BHN is not a fan of the overused term “tipping point.”  But, it works here.

Let’s connect the dots. 

The Globe‘s reports on back room deals at Partners, the hospital giant that helps fuels the regions high health care costs high. The ever-looming high costs of care in Mass.  The state’s – and now the public’s –– stake in high health costs. The insurance industry attempt to raise some rates for small businesses by, in some cases, more than 30 percent.

 Tipping point?

 The state says no to high rates.  Insurers sue – and lose — but some start dropping high-cost hospitals. Partners — facing pressure for running thos high-costs hospitals — chips in $40 million for small businesses insurers.  And the state has a plan to cut waste by rewarding docs for who cure patients, not those who order lots of tests.

 BHN  was going to put all these pieces together. But the New York Time did it in yesterday’s staff editorial.

  When Massachusetts’s politicians designed their reform, they calculated that achieving near-universal coverage first would then give all participants in the health care system an incentive to help rein in costs. There are encouraging signs that that is starting to happen.

 

Massachusetts: Push Back on Health Reform

More on the single-payer folks retrenching and talking about state-level change. This via email:

Last week Mass-Care joined over 100 activists, unions, legislators, and community organizations at a spirited organizing meeting in downtown Boston to launch a Massachusetts Campaign for Health Care Justice. Given the faltering efforts at national health reform, the campaign will attempt to organize a renewed push for Medicare-for-All legislation particularly at the state level, while building a mobilization network capable of supporting workers, patients, and communities struggling to maintain access to health care.

Adding to the Debate Over the Mass model

From The Wall Street Journal:

A Debate in Massachusetts

Has the state’s plan succeeded? The two sides square off.

Here, arguing that the state program is a success, is Michael J. Widmer, president of the Massachusetts Taxpayers Foundation, a Boston-based, nonpartisan public-policy group that researches financial, tax and economic issues.

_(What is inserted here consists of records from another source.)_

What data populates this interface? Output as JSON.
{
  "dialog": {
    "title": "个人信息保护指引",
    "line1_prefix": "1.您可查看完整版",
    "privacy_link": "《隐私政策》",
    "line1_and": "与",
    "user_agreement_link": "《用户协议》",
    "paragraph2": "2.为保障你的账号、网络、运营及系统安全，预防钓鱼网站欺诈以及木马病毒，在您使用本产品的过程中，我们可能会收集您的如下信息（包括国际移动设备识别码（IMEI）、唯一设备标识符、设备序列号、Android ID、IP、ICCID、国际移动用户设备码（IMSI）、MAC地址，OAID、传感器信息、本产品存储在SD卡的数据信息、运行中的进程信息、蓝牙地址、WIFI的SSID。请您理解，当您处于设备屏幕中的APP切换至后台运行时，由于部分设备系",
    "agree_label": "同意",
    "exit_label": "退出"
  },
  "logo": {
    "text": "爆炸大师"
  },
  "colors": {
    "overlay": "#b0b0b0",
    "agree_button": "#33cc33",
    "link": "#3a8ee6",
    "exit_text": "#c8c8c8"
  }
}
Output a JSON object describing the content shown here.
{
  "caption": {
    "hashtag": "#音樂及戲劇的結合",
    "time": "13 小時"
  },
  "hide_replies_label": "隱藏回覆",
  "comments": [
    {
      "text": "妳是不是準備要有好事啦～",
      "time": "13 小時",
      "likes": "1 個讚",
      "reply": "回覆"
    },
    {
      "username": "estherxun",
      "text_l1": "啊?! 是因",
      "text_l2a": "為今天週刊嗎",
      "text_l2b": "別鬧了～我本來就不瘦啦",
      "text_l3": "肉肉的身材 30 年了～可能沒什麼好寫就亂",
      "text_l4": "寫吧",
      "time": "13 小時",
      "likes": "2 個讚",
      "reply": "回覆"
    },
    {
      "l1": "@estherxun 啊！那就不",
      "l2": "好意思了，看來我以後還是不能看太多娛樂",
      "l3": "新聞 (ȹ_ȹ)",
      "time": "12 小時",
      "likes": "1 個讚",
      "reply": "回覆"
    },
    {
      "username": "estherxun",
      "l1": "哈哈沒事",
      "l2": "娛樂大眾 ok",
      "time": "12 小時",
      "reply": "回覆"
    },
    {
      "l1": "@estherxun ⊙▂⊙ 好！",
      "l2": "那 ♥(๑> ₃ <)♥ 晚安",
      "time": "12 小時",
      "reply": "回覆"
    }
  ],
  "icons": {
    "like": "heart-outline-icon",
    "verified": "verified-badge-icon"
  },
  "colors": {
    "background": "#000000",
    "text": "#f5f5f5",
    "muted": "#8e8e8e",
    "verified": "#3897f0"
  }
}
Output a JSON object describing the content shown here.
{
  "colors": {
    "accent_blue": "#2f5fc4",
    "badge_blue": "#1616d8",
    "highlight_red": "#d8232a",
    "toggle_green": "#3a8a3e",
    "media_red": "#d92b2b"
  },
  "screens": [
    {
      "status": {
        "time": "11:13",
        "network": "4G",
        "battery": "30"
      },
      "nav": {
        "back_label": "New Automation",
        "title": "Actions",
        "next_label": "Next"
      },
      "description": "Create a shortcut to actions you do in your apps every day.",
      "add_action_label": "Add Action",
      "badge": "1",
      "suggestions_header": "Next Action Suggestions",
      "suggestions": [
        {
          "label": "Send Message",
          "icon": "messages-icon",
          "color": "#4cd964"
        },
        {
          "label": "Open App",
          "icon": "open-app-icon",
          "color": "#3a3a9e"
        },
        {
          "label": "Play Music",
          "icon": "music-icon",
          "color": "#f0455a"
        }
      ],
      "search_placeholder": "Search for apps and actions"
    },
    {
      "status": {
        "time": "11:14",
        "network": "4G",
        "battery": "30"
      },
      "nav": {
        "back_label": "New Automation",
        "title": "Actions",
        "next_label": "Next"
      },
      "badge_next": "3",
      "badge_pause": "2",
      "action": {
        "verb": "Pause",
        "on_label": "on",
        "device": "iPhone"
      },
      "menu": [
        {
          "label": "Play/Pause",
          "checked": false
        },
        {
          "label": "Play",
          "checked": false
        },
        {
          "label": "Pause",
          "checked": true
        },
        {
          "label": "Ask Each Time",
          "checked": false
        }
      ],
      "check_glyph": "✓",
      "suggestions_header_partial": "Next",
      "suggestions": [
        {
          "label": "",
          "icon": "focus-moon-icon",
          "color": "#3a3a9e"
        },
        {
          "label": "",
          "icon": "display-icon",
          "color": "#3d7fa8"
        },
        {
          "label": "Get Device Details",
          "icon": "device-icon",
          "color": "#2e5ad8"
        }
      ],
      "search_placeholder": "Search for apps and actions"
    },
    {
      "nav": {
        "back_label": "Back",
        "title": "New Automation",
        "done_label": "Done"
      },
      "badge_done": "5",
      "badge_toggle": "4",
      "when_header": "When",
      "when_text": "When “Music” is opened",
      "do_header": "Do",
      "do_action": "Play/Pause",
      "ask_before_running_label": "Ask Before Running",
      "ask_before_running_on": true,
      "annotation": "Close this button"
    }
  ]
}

The group is also part of the Massachusetts Health Care Reform Coalition, a nonprofit that promotes the state plan.

Arguing that the plan is a failure is Grace-Marie Turner, president of the Galen Institute, a nonprofit public-policy group based in Alexandria, Va., that conducts research to advance market-based solutions to health reform. The institute is funded by private donors, philanthropic organizations and companies that include health-care-related businesses.

 The single payer supporters also offer an analysis of the Mass Model that differs from these two. Mass Care has a full page on it. They argue that the plan “has significant weaknesses that prevent it from living up to its hype and is widely recognized as an unsustainable effort over the medium-term.”  

In October, MassCare, Physicians for a National Health Plan and others testified at the on Beacon Hill that the state health system is a non-functional corporate giveaway. Instead, they are pushing a bill that would establish a single payer system for the state: This from the Oct. 21 Belmont (Mass.) Citizen-Herald:

A quarter of the Legislature has signed onto a proposal to scrap the state’s landmark health care system, which still relies on private insurance companies to cover millions of residents, in favor of a single-payer system, publicly run and available to all residents.

Backers of the single-payer plan (H 2127) argued Tuesday that the state’s current system has failed to control costs, prevented even insured residents from obtaining needed care and left as much as 5 percent of the population without coverage.

Minnesota looks at the Massachusetts mandate

star journalGreetings fellow lab rats. Read on from the Minneapolis Star-Tribune:

Democrats highlight the expansion of coverage; about 97 percent of Massachusetts residents have insurance, compared with 85 percent nationally. Republicans, including Minnesota Gov. Tim Pawlenty, ding it for spending too much; Massachusetts had to scale back its coverage goals this year in the face of a big state budget deficit.

Health experts, meanwhile, consider it a useful laboratory to study the effects of revamping the health care system.